▶ [Work order]
Return all the entries word for word, minus the pictures.
[[ Material supplied open ]]
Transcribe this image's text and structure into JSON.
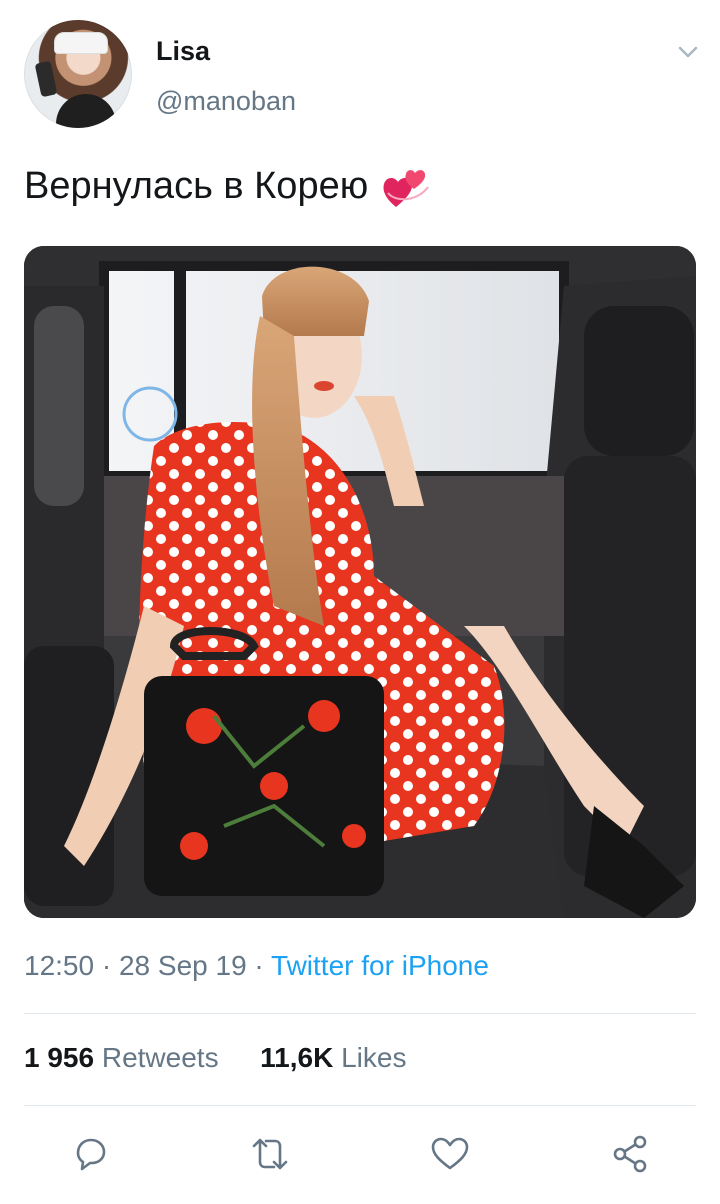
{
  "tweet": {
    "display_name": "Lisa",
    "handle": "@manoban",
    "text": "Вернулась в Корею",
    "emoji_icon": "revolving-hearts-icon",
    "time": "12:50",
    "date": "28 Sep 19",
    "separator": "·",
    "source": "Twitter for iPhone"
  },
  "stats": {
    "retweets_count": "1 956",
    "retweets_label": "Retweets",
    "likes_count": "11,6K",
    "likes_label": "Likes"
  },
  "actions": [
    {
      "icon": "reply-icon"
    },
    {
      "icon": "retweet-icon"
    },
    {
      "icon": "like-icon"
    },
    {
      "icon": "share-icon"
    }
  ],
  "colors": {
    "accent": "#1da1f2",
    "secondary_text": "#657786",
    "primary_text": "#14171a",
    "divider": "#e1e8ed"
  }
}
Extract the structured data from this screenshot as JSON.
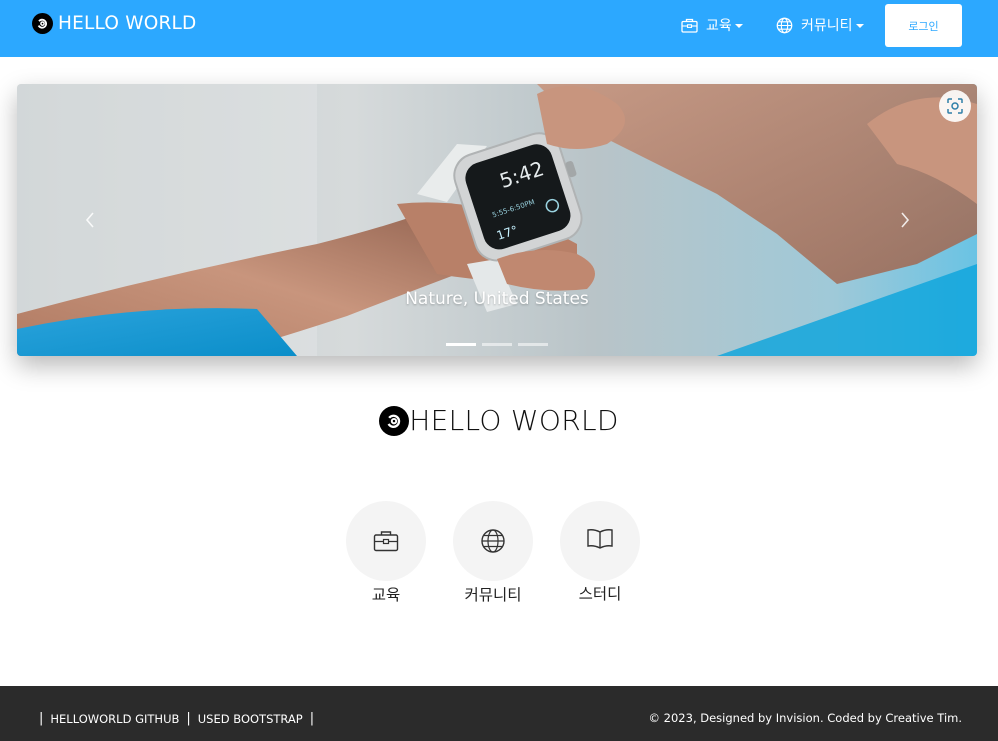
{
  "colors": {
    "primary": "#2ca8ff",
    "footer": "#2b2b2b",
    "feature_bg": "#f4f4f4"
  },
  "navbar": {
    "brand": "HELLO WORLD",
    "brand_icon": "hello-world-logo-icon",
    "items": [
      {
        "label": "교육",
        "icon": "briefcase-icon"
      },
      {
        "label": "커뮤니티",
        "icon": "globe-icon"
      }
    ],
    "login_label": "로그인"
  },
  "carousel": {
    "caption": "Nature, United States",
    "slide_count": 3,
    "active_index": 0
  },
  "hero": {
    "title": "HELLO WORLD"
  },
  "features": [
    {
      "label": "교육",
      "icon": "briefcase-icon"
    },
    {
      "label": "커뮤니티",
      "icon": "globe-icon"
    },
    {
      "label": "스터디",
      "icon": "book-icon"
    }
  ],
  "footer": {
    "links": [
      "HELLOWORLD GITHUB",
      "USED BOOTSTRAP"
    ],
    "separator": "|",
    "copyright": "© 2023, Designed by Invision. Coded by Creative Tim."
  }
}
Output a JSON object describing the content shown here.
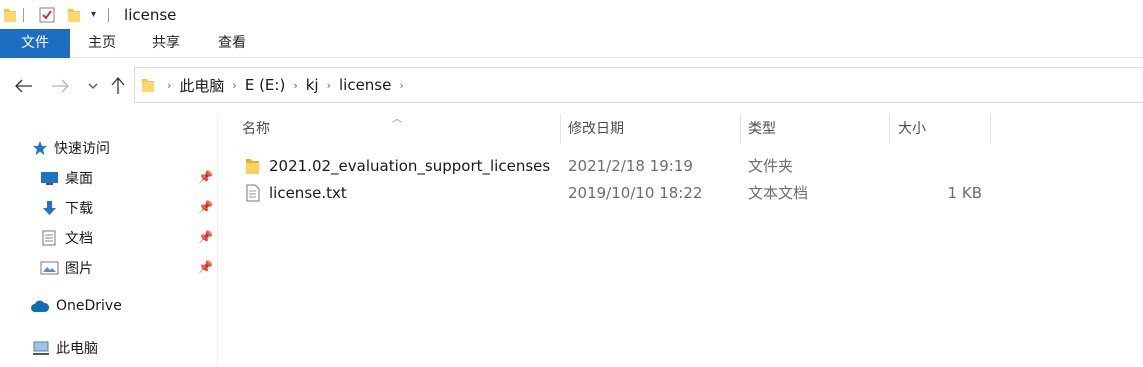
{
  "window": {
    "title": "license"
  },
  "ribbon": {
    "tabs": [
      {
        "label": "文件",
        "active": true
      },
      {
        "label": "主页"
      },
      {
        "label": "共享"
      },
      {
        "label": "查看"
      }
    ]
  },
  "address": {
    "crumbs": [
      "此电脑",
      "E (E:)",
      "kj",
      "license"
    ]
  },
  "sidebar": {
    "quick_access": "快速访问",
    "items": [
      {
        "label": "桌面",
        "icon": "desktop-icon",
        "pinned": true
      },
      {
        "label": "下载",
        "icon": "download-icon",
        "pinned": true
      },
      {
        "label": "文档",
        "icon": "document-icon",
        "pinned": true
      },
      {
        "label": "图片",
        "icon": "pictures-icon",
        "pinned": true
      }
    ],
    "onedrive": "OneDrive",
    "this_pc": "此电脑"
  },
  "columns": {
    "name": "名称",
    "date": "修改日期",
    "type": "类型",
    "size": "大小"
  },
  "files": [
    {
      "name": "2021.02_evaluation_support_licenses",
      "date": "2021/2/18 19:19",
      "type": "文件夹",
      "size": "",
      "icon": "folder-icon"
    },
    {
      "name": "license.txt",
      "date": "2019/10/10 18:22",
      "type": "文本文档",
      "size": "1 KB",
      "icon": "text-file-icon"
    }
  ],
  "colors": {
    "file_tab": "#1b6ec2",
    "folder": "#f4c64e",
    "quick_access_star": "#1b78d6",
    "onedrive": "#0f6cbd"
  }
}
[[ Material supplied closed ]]
▶ [Response to the task]
Transcribe this image's text and structure into JSON.
{
  "tweet": {
    "display_name": "Lisa",
    "handle": "@manoban",
    "text": "Вернулась в Корею",
    "emoji_icon": "revolving-hearts-icon",
    "time": "12:50",
    "date": "28 Sep 19",
    "separator": "·",
    "source": "Twitter for iPhone"
  },
  "stats": {
    "retweets_count": "1 956",
    "retweets_label": "Retweets",
    "likes_count": "11,6K",
    "likes_label": "Likes"
  },
  "actions": [
    {
      "icon": "reply-icon"
    },
    {
      "icon": "retweet-icon"
    },
    {
      "icon": "like-icon"
    },
    {
      "icon": "share-icon"
    }
  ],
  "colors": {
    "accent": "#1da1f2",
    "secondary_text": "#657786",
    "primary_text": "#14171a",
    "divider": "#e1e8ed"
  }
}
Extract the structured data from this screenshot as JSON.
{
  "colors": {
    "primary": "#2ca8ff",
    "footer": "#2b2b2b",
    "feature_bg": "#f4f4f4"
  },
  "navbar": {
    "brand": "HELLO WORLD",
    "brand_icon": "hello-world-logo-icon",
    "items": [
      {
        "label": "교육",
        "icon": "briefcase-icon"
      },
      {
        "label": "커뮤니티",
        "icon": "globe-icon"
      }
    ],
    "login_label": "로그인"
  },
  "carousel": {
    "caption": "Nature, United States",
    "slide_count": 3,
    "active_index": 0
  },
  "hero": {
    "title": "HELLO WORLD"
  },
  "features": [
    {
      "label": "교육",
      "icon": "briefcase-icon"
    },
    {
      "label": "커뮤니티",
      "icon": "globe-icon"
    },
    {
      "label": "스터디",
      "icon": "book-icon"
    }
  ],
  "footer": {
    "links": [
      "HELLOWORLD GITHUB",
      "USED BOOTSTRAP"
    ],
    "separator": "|",
    "copyright": "© 2023, Designed by Invision. Coded by Creative Tim."
  }
}
Output a JSON object describing the content shown here.
{
  "window": {
    "title": "license"
  },
  "ribbon": {
    "tabs": [
      {
        "label": "文件",
        "active": true
      },
      {
        "label": "主页"
      },
      {
        "label": "共享"
      },
      {
        "label": "查看"
      }
    ]
  },
  "address": {
    "crumbs": [
      "此电脑",
      "E (E:)",
      "kj",
      "license"
    ]
  },
  "sidebar": {
    "quick_access": "快速访问",
    "items": [
      {
        "label": "桌面",
        "icon": "desktop-icon",
        "pinned": true
      },
      {
        "label": "下载",
        "icon": "download-icon",
        "pinned": true
      },
      {
        "label": "文档",
        "icon": "document-icon",
        "pinned": true
      },
      {
        "label": "图片",
        "icon": "pictures-icon",
        "pinned": true
      }
    ],
    "onedrive": "OneDrive",
    "this_pc": "此电脑"
  },
  "columns": {
    "name": "名称",
    "date": "修改日期",
    "type": "类型",
    "size": "大小"
  },
  "files": [
    {
      "name": "2021.02_evaluation_support_licenses",
      "date": "2021/2/18 19:19",
      "type": "文件夹",
      "size": "",
      "icon": "folder-icon"
    },
    {
      "name": "license.txt",
      "date": "2019/10/10 18:22",
      "type": "文本文档",
      "size": "1 KB",
      "icon": "text-file-icon"
    }
  ],
  "colors": {
    "file_tab": "#1b6ec2",
    "folder": "#f4c64e",
    "quick_access_star": "#1b78d6",
    "onedrive": "#0f6cbd"
  }
}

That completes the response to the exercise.